Fruits come in all shapes and sizes. There is the spectacular beautyberry (Callicarpa) with its vibrant purple fruit that the birds seem to devour as soon as it is ready. Then there are viburnums with berries ranging from the succulent, edible, red fruit of the American cranberry-bush (Viburnum opulus var. americanum) to the glossy blue of the smooth witherod (Viburnum nudum).
Kousa dogwoods (Cornus kousa) produce a fruit that looks like a large swollen raspberry or a small Christmas ornament. The native flowering dogwood (Cornus florida) has smaller, oval-shaped fruit. These fatty fruits ripen in the fall and are often an important food source for migratory birds. Other fruits, such as those of the viburnums, have a low fat content and so last longer on the bush and rot less quickly.

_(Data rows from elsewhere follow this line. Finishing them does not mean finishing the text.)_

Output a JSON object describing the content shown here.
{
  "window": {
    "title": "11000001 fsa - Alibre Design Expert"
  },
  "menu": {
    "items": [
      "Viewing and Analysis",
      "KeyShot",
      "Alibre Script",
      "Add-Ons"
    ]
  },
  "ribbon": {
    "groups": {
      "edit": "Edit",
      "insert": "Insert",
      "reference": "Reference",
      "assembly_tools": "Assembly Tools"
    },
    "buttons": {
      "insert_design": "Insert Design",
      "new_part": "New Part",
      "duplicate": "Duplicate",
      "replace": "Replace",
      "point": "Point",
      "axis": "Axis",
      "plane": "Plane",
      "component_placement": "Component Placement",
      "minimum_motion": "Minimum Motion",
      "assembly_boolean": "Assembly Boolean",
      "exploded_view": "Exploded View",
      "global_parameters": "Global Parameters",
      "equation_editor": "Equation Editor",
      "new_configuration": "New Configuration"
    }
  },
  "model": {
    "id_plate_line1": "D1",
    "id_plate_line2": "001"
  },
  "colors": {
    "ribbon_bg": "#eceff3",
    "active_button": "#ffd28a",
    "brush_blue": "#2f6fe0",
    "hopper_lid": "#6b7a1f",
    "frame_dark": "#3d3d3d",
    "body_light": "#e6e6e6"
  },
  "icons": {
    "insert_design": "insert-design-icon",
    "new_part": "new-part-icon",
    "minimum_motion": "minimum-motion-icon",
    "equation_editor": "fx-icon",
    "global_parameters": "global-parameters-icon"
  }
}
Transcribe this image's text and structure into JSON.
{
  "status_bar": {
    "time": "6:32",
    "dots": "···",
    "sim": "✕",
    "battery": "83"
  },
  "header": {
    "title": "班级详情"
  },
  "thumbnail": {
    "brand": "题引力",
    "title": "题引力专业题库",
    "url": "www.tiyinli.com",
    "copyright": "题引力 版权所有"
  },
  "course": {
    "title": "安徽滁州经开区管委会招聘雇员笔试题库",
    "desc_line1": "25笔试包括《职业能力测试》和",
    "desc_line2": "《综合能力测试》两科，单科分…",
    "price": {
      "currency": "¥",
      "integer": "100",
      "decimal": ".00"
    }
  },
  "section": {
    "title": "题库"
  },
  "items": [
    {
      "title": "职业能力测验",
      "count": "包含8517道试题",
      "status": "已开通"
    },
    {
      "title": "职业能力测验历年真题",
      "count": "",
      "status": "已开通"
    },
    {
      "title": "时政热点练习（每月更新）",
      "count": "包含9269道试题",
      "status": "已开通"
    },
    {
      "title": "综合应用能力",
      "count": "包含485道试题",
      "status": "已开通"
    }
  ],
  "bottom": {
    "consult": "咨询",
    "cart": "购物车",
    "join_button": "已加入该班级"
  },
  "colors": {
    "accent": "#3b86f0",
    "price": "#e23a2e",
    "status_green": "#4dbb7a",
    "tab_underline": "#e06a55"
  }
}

Persistent fruit such as bayberry (Myrica) and some crabapples (Malus) are an important food for wintering birds such as finches and sparrows. Many fruits that last through the winter make beautiful displays both indoors and out. The holly family (Aquifoliaceae) also contains many wonderful examples. Remember, when growing hollies you need a male and a female plant to get berries.
Viburnums are incredibly versatile shrubs that tend to be underused by homeowners. They can be grown in full sun to part shade. Most of them tolerate a wide range of soils. They are easy to take care of and don't need to be heavily pruned. The arrowwood viburnum (Viburnum dentatum) is one of the most shade tolerant, while the witherod viburnum (Viburnum nudum) tolerates wet soil. Most viburnums make good informal hedges.
Viburnums tend to set better fruit when planted in groups where they can cross-pollinate. For good fall foliage and fantastic fruit, try Viburnum dilatatum 'Erie', Viburnum dilatatum 'Iroquois', Viburnum opulus var. americanum 'Wentworth', and Viburnum opulus 'Compactum' (a nice dwarf variety). For a wonderfully, fragrant, deciduous shrub along a walkway or underneath a window, try the compact Korean spice viburnum (Viburnum carlesii 'Compactum') which flowers in May.
For foliage, there are a myriad of choices. Some shrubs have exotic hues all summer long, such as the midnight-black leaves of ninebark (Physocarpus opulifolius Diabolo®) or the shrubby, purple-leaved St. John's wort (Hypericum androsaemum 'Albury Purple').
Other shrubs come into their prime in autumn. Many deciduous azaleas turn fiery red once the season changes. The foliage of the royal azalea (Rhododendron schlippenbachii) turns a glowing yellow, while native azaleas such as the flame azalea (Rhododendron calendulaceum) and the pinkshell azalea (Rhododendron vaseyi) turn deep shades of orange and red. One of the most spectacular shrubs for fall color is the native highbush blueberry (Vaccinium corymbosum).
Here are some trees and shrubs with good displays of fruit or nice foliage.